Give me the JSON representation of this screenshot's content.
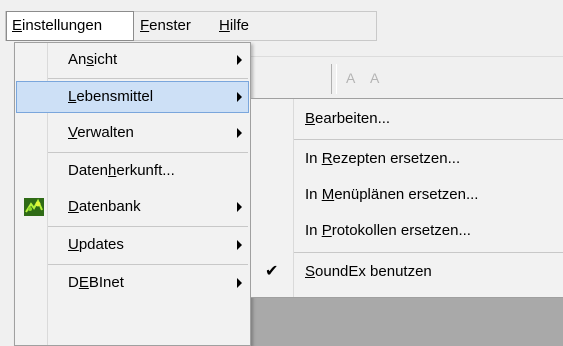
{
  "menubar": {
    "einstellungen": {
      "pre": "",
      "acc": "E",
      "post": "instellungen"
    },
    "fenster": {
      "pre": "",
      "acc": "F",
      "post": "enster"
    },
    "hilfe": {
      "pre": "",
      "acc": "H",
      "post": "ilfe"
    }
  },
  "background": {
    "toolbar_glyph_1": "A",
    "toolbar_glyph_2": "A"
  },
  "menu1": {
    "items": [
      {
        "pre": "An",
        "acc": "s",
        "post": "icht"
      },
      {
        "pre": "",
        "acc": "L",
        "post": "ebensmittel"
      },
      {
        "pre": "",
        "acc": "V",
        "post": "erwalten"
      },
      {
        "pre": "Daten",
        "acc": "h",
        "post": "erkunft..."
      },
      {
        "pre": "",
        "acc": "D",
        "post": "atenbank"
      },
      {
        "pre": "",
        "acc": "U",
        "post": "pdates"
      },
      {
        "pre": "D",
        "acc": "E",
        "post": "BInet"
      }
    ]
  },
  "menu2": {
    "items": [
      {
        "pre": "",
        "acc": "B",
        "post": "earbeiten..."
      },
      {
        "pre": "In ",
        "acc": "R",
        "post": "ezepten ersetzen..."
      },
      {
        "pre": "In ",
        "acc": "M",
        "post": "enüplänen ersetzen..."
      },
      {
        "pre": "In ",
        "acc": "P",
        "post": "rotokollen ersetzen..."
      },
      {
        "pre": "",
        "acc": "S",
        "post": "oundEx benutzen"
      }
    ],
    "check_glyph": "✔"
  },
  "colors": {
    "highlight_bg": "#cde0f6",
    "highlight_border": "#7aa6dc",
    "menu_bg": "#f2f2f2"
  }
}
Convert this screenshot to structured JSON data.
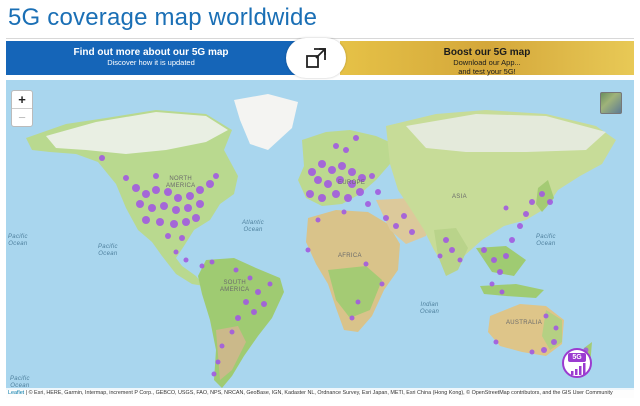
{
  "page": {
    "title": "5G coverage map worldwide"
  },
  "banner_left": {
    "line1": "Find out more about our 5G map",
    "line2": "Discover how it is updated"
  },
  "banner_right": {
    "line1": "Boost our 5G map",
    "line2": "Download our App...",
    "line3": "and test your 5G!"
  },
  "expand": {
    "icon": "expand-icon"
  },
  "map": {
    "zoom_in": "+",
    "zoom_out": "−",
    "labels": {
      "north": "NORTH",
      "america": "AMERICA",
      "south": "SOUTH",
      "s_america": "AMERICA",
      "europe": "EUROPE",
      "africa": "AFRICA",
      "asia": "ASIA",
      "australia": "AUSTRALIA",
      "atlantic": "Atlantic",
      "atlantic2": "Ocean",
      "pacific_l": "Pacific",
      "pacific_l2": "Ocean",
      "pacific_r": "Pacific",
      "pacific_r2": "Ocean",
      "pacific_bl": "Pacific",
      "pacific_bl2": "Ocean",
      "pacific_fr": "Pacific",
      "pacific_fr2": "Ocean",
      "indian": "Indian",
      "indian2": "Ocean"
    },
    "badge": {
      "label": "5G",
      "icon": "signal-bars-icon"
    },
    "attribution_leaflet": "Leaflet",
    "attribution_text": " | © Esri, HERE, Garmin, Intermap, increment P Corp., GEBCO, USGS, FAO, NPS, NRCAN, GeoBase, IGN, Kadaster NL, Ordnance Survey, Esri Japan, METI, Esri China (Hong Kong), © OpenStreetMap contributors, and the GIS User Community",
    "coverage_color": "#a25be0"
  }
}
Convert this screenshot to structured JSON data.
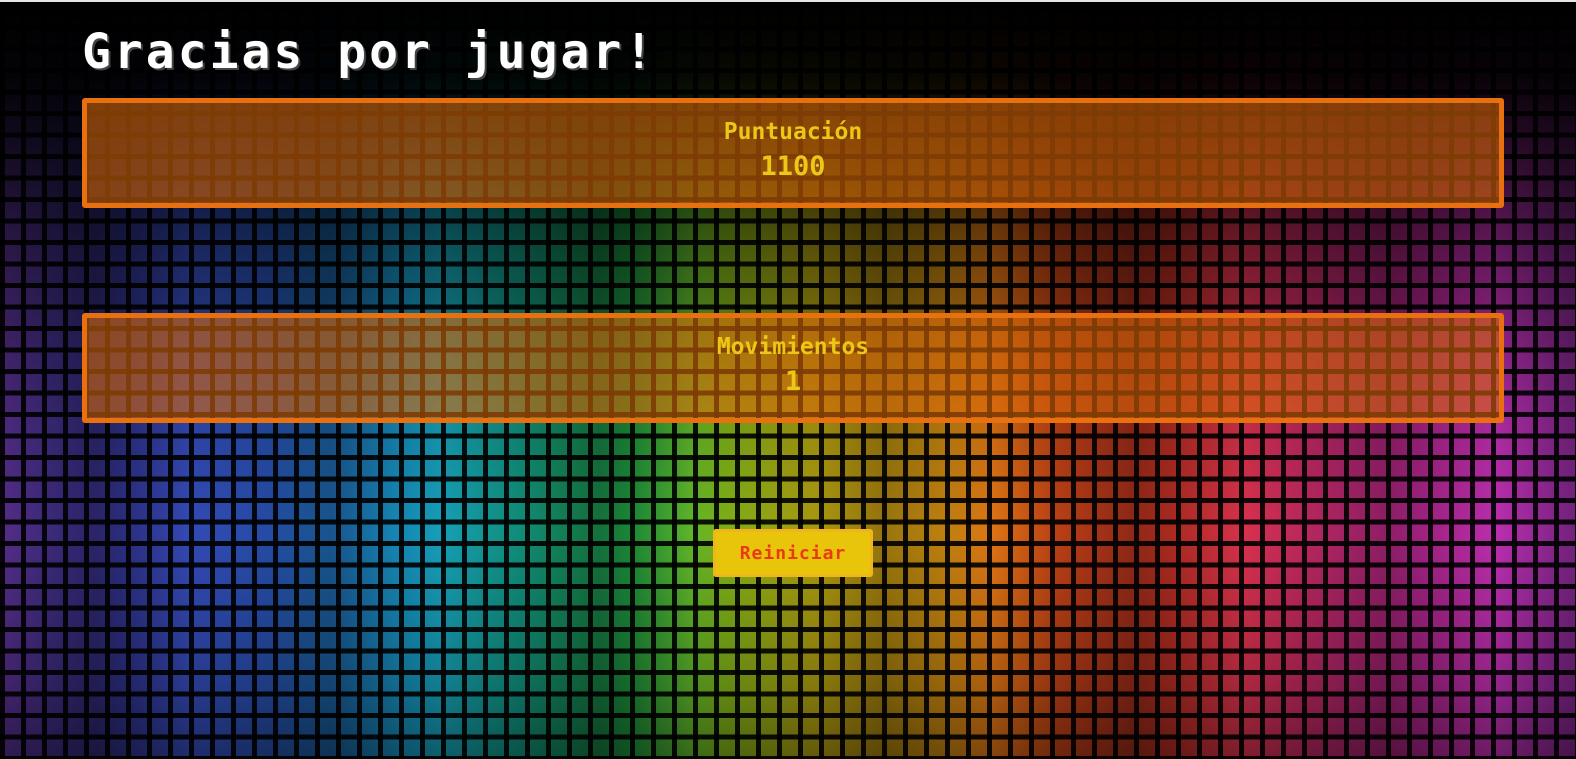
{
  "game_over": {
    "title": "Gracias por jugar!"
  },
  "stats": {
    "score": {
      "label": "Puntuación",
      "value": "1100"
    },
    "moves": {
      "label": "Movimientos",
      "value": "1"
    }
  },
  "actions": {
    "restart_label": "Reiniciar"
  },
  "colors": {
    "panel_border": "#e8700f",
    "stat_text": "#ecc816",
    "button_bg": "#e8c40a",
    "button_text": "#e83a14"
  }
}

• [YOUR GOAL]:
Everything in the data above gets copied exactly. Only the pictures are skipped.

• [SOLUTION BELOW]:
Give me the JSON representation of this screenshot's content.
{
  "menubar": {
    "einstellungen": {
      "pre": "",
      "acc": "E",
      "post": "instellungen"
    },
    "fenster": {
      "pre": "",
      "acc": "F",
      "post": "enster"
    },
    "hilfe": {
      "pre": "",
      "acc": "H",
      "post": "ilfe"
    }
  },
  "background": {
    "toolbar_glyph_1": "A",
    "toolbar_glyph_2": "A"
  },
  "menu1": {
    "items": [
      {
        "pre": "An",
        "acc": "s",
        "post": "icht"
      },
      {
        "pre": "",
        "acc": "L",
        "post": "ebensmittel"
      },
      {
        "pre": "",
        "acc": "V",
        "post": "erwalten"
      },
      {
        "pre": "Daten",
        "acc": "h",
        "post": "erkunft..."
      },
      {
        "pre": "",
        "acc": "D",
        "post": "atenbank"
      },
      {
        "pre": "",
        "acc": "U",
        "post": "pdates"
      },
      {
        "pre": "D",
        "acc": "E",
        "post": "BInet"
      }
    ]
  },
  "menu2": {
    "items": [
      {
        "pre": "",
        "acc": "B",
        "post": "earbeiten..."
      },
      {
        "pre": "In ",
        "acc": "R",
        "post": "ezepten ersetzen..."
      },
      {
        "pre": "In ",
        "acc": "M",
        "post": "enüplänen ersetzen..."
      },
      {
        "pre": "In ",
        "acc": "P",
        "post": "rotokollen ersetzen..."
      },
      {
        "pre": "",
        "acc": "S",
        "post": "oundEx benutzen"
      }
    ],
    "check_glyph": "✔"
  },
  "colors": {
    "highlight_bg": "#cde0f6",
    "highlight_border": "#7aa6dc",
    "menu_bg": "#f2f2f2"
  }
}
Convert this screenshot to structured JSON data.
{
  "page": {
    "title": "5G coverage map worldwide"
  },
  "banner_left": {
    "line1": "Find out more about our 5G map",
    "line2": "Discover how it is updated"
  },
  "banner_right": {
    "line1": "Boost our 5G map",
    "line2": "Download our App...",
    "line3": "and test your 5G!"
  },
  "expand": {
    "icon": "expand-icon"
  },
  "map": {
    "zoom_in": "+",
    "zoom_out": "−",
    "labels": {
      "north": "NORTH",
      "america": "AMERICA",
      "south": "SOUTH",
      "s_america": "AMERICA",
      "europe": "EUROPE",
      "africa": "AFRICA",
      "asia": "ASIA",
      "australia": "AUSTRALIA",
      "atlantic": "Atlantic",
      "atlantic2": "Ocean",
      "pacific_l": "Pacific",
      "pacific_l2": "Ocean",
      "pacific_r": "Pacific",
      "pacific_r2": "Ocean",
      "pacific_bl": "Pacific",
      "pacific_bl2": "Ocean",
      "pacific_fr": "Pacific",
      "pacific_fr2": "Ocean",
      "indian": "Indian",
      "indian2": "Ocean"
    },
    "badge": {
      "label": "5G",
      "icon": "signal-bars-icon"
    },
    "attribution_leaflet": "Leaflet",
    "attribution_text": " | © Esri, HERE, Garmin, Intermap, increment P Corp., GEBCO, USGS, FAO, NPS, NRCAN, GeoBase, IGN, Kadaster NL, Ordnance Survey, Esri Japan, METI, Esri China (Hong Kong), © OpenStreetMap contributors, and the GIS User Community",
    "coverage_color": "#a25be0"
  }
}
Convert this screenshot to structured JSON data.
{
  "game_over": {
    "title": "Gracias por jugar!"
  },
  "stats": {
    "score": {
      "label": "Puntuación",
      "value": "1100"
    },
    "moves": {
      "label": "Movimientos",
      "value": "1"
    }
  },
  "actions": {
    "restart_label": "Reiniciar"
  },
  "colors": {
    "panel_border": "#e8700f",
    "stat_text": "#ecc816",
    "button_bg": "#e8c40a",
    "button_text": "#e83a14"
  }
}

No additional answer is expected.